▶ [Exercise details] Exact reproduction is required for all entries.

Dataset rows describing interfaces:
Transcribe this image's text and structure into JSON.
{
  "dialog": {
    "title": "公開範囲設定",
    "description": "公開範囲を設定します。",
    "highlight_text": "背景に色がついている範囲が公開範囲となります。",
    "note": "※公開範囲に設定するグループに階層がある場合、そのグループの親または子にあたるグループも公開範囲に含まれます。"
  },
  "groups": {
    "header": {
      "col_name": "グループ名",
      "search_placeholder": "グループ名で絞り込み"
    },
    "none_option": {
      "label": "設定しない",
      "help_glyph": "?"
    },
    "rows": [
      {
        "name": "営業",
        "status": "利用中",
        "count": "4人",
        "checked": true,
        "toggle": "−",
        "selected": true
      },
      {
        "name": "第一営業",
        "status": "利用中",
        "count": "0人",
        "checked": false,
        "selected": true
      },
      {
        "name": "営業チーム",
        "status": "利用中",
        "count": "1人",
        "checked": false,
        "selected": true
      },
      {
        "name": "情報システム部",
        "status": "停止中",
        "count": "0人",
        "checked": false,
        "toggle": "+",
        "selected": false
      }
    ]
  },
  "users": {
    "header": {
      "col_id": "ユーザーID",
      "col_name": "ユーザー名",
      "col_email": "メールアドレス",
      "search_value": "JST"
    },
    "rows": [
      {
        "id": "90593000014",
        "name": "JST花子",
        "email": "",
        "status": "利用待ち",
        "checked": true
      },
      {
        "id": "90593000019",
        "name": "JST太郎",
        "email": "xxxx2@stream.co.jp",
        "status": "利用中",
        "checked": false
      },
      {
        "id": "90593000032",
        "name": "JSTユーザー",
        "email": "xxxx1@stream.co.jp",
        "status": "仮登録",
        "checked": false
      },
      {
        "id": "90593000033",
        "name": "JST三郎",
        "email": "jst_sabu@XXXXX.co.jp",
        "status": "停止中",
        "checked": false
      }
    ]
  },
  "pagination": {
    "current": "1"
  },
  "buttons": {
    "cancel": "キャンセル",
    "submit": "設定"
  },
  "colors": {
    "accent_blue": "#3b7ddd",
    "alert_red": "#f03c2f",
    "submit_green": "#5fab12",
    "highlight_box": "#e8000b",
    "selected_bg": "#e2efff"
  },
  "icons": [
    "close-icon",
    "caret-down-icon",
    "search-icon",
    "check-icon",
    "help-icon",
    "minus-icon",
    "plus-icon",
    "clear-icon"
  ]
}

▶ [Worked solution]
Transcribe this image's text and structure into JSON.
{
  "dialog": {
    "title": "公開範囲設定",
    "description": "公開範囲を設定します。",
    "highlight_text": "背景に色がついている範囲が公開範囲となります。",
    "note": "※公開範囲に設定するグループに階層がある場合、そのグループの親または子にあたるグループも公開範囲に含まれます。"
  },
  "groups": {
    "header": {
      "col_name": "グループ名",
      "search_placeholder": "グループ名で絞り込み"
    },
    "none_option": {
      "label": "設定しない",
      "help_glyph": "?"
    },
    "rows": [
      {
        "name": "営業",
        "status": "利用中",
        "count": "4人",
        "checked": true,
        "toggle": "−",
        "selected": true
      },
      {
        "name": "第一営業",
        "status": "利用中",
        "count": "0人",
        "checked": false,
        "selected": true
      },
      {
        "name": "営業チーム",
        "status": "利用中",
        "count": "1人",
        "checked": false,
        "selected": true
      },
      {
        "name": "情報システム部",
        "status": "停止中",
        "count": "0人",
        "checked": false,
        "toggle": "+",
        "selected": false
      }
    ]
  },
  "users": {
    "header": {
      "col_id": "ユーザーID",
      "col_name": "ユーザー名",
      "col_email": "メールアドレス",
      "search_value": "JST"
    },
    "rows": [
      {
        "id": "90593000014",
        "name": "JST花子",
        "email": "",
        "status": "利用待ち",
        "checked": true
      },
      {
        "id": "90593000019",
        "name": "JST太郎",
        "email": "xxxx2@stream.co.jp",
        "status": "利用中",
        "checked": false
      },
      {
        "id": "90593000032",
        "name": "JSTユーザー",
        "email": "xxxx1@stream.co.jp",
        "status": "仮登録",
        "checked": false
      },
      {
        "id": "90593000033",
        "name": "JST三郎",
        "email": "jst_sabu@XXXXX.co.jp",
        "status": "停止中",
        "checked": false
      }
    ]
  },
  "pagination": {
    "current": "1"
  },
  "buttons": {
    "cancel": "キャンセル",
    "submit": "設定"
  },
  "colors": {
    "accent_blue": "#3b7ddd",
    "alert_red": "#f03c2f",
    "submit_green": "#5fab12",
    "highlight_box": "#e8000b",
    "selected_bg": "#e2efff"
  },
  "icons": [
    "close-icon",
    "caret-down-icon",
    "search-icon",
    "check-icon",
    "help-icon",
    "minus-icon",
    "plus-icon",
    "clear-icon"
  ]
}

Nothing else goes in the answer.